• _Data for processing_

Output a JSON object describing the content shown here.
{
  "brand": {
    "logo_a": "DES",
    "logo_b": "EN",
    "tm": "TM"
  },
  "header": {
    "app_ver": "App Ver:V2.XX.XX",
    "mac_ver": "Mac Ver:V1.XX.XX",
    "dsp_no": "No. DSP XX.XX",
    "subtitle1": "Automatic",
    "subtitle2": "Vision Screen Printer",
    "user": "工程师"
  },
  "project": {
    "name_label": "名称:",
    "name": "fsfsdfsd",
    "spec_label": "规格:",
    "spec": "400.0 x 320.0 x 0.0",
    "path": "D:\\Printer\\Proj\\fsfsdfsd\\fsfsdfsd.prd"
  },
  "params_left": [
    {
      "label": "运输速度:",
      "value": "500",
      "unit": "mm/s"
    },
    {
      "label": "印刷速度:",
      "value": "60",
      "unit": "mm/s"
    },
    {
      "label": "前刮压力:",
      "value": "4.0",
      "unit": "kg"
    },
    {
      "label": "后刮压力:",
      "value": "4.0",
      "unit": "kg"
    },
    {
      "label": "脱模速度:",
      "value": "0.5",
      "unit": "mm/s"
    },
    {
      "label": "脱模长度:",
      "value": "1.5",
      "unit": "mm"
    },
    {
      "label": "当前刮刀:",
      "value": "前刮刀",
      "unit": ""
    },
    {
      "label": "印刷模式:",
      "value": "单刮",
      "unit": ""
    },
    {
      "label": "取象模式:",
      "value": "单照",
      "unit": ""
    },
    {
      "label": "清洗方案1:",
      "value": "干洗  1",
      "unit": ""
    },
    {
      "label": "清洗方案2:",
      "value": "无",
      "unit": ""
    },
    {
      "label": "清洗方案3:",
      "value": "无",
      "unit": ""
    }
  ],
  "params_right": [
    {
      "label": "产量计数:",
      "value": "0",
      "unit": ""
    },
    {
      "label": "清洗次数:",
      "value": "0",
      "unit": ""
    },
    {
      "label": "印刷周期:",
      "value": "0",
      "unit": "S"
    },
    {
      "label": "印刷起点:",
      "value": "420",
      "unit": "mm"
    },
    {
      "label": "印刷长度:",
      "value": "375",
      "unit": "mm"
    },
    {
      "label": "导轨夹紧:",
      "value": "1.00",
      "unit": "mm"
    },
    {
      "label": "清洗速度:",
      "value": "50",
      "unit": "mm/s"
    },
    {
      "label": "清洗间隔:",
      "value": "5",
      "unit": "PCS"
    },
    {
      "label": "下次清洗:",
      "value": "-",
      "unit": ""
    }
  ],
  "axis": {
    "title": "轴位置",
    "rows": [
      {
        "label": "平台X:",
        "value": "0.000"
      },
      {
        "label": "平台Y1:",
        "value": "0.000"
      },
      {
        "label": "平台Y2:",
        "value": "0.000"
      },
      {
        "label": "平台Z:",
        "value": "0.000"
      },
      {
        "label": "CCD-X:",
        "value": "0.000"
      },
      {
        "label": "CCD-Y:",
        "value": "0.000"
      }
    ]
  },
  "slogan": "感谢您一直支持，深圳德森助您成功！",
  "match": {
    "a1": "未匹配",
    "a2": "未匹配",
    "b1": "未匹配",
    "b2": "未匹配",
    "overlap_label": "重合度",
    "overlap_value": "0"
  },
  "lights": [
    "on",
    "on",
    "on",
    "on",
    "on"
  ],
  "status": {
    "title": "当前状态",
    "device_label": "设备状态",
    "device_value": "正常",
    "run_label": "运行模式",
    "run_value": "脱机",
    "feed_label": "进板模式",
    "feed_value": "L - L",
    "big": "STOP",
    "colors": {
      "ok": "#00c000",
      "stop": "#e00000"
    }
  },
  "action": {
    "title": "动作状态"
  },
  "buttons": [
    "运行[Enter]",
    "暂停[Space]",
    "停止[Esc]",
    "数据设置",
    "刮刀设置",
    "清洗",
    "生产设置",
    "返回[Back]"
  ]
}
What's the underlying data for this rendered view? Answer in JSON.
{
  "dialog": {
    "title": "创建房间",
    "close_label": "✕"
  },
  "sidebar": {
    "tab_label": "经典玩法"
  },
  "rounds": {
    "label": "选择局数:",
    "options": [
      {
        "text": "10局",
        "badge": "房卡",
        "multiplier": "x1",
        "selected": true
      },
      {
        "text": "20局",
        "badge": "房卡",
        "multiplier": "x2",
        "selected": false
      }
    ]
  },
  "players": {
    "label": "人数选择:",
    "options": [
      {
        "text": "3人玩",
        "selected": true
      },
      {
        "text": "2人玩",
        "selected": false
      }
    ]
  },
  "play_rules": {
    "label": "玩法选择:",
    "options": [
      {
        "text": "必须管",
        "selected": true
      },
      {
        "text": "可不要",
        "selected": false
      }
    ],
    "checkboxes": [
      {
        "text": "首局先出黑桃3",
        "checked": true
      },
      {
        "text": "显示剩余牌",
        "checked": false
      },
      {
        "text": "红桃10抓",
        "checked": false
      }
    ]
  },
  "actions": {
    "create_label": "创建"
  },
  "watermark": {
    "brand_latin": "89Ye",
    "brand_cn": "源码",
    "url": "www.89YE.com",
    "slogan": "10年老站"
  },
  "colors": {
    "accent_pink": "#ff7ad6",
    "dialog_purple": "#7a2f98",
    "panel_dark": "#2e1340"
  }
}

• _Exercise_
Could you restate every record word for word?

• _Problem solution_
Output a JSON object describing the content shown here.
{
  "brand": {
    "logo_a": "DES",
    "logo_b": "EN",
    "tm": "TM"
  },
  "header": {
    "app_ver": "App Ver:V2.XX.XX",
    "mac_ver": "Mac Ver:V1.XX.XX",
    "dsp_no": "No. DSP XX.XX",
    "subtitle1": "Automatic",
    "subtitle2": "Vision Screen Printer",
    "user": "工程师"
  },
  "project": {
    "name_label": "名称:",
    "name": "fsfsdfsd",
    "spec_label": "规格:",
    "spec": "400.0 x 320.0 x 0.0",
    "path": "D:\\Printer\\Proj\\fsfsdfsd\\fsfsdfsd.prd"
  },
  "params_left": [
    {
      "label": "运输速度:",
      "value": "500",
      "unit": "mm/s"
    },
    {
      "label": "印刷速度:",
      "value": "60",
      "unit": "mm/s"
    },
    {
      "label": "前刮压力:",
      "value": "4.0",
      "unit": "kg"
    },
    {
      "label": "后刮压力:",
      "value": "4.0",
      "unit": "kg"
    },
    {
      "label": "脱模速度:",
      "value": "0.5",
      "unit": "mm/s"
    },
    {
      "label": "脱模长度:",
      "value": "1.5",
      "unit": "mm"
    },
    {
      "label": "当前刮刀:",
      "value": "前刮刀",
      "unit": ""
    },
    {
      "label": "印刷模式:",
      "value": "单刮",
      "unit": ""
    },
    {
      "label": "取象模式:",
      "value": "单照",
      "unit": ""
    },
    {
      "label": "清洗方案1:",
      "value": "干洗  1",
      "unit": ""
    },
    {
      "label": "清洗方案2:",
      "value": "无",
      "unit": ""
    },
    {
      "label": "清洗方案3:",
      "value": "无",
      "unit": ""
    }
  ],
  "params_right": [
    {
      "label": "产量计数:",
      "value": "0",
      "unit": ""
    },
    {
      "label": "清洗次数:",
      "value": "0",
      "unit": ""
    },
    {
      "label": "印刷周期:",
      "value": "0",
      "unit": "S"
    },
    {
      "label": "印刷起点:",
      "value": "420",
      "unit": "mm"
    },
    {
      "label": "印刷长度:",
      "value": "375",
      "unit": "mm"
    },
    {
      "label": "导轨夹紧:",
      "value": "1.00",
      "unit": "mm"
    },
    {
      "label": "清洗速度:",
      "value": "50",
      "unit": "mm/s"
    },
    {
      "label": "清洗间隔:",
      "value": "5",
      "unit": "PCS"
    },
    {
      "label": "下次清洗:",
      "value": "-",
      "unit": ""
    }
  ],
  "axis": {
    "title": "轴位置",
    "rows": [
      {
        "label": "平台X:",
        "value": "0.000"
      },
      {
        "label": "平台Y1:",
        "value": "0.000"
      },
      {
        "label": "平台Y2:",
        "value": "0.000"
      },
      {
        "label": "平台Z:",
        "value": "0.000"
      },
      {
        "label": "CCD-X:",
        "value": "0.000"
      },
      {
        "label": "CCD-Y:",
        "value": "0.000"
      }
    ]
  },
  "slogan": "感谢您一直支持，深圳德森助您成功！",
  "match": {
    "a1": "未匹配",
    "a2": "未匹配",
    "b1": "未匹配",
    "b2": "未匹配",
    "overlap_label": "重合度",
    "overlap_value": "0"
  },
  "lights": [
    "on",
    "on",
    "on",
    "on",
    "on"
  ],
  "status": {
    "title": "当前状态",
    "device_label": "设备状态",
    "device_value": "正常",
    "run_label": "运行模式",
    "run_value": "脱机",
    "feed_label": "进板模式",
    "feed_value": "L - L",
    "big": "STOP",
    "colors": {
      "ok": "#00c000",
      "stop": "#e00000"
    }
  },
  "action": {
    "title": "动作状态"
  },
  "buttons": [
    "运行[Enter]",
    "暂停[Space]",
    "停止[Esc]",
    "数据设置",
    "刮刀设置",
    "清洗",
    "生产设置",
    "返回[Back]"
  ]
}
What's the underlying data for this rendered view? Answer in JSON.
{
  "dialog": {
    "title": "创建房间",
    "close_label": "✕"
  },
  "sidebar": {
    "tab_label": "经典玩法"
  },
  "rounds": {
    "label": "选择局数:",
    "options": [
      {
        "text": "10局",
        "badge": "房卡",
        "multiplier": "x1",
        "selected": true
      },
      {
        "text": "20局",
        "badge": "房卡",
        "multiplier": "x2",
        "selected": false
      }
    ]
  },
  "players": {
    "label": "人数选择:",
    "options": [
      {
        "text": "3人玩",
        "selected": true
      },
      {
        "text": "2人玩",
        "selected": false
      }
    ]
  },
  "play_rules": {
    "label": "玩法选择:",
    "options": [
      {
        "text": "必须管",
        "selected": true
      },
      {
        "text": "可不要",
        "selected": false
      }
    ],
    "checkboxes": [
      {
        "text": "首局先出黑桃3",
        "checked": true
      },
      {
        "text": "显示剩余牌",
        "checked": false
      },
      {
        "text": "红桃10抓",
        "checked": false
      }
    ]
  },
  "actions": {
    "create_label": "创建"
  },
  "watermark": {
    "brand_latin": "89Ye",
    "brand_cn": "源码",
    "url": "www.89YE.com",
    "slogan": "10年老站"
  },
  "colors": {
    "accent_pink": "#ff7ad6",
    "dialog_purple": "#7a2f98",
    "panel_dark": "#2e1340"
  }
}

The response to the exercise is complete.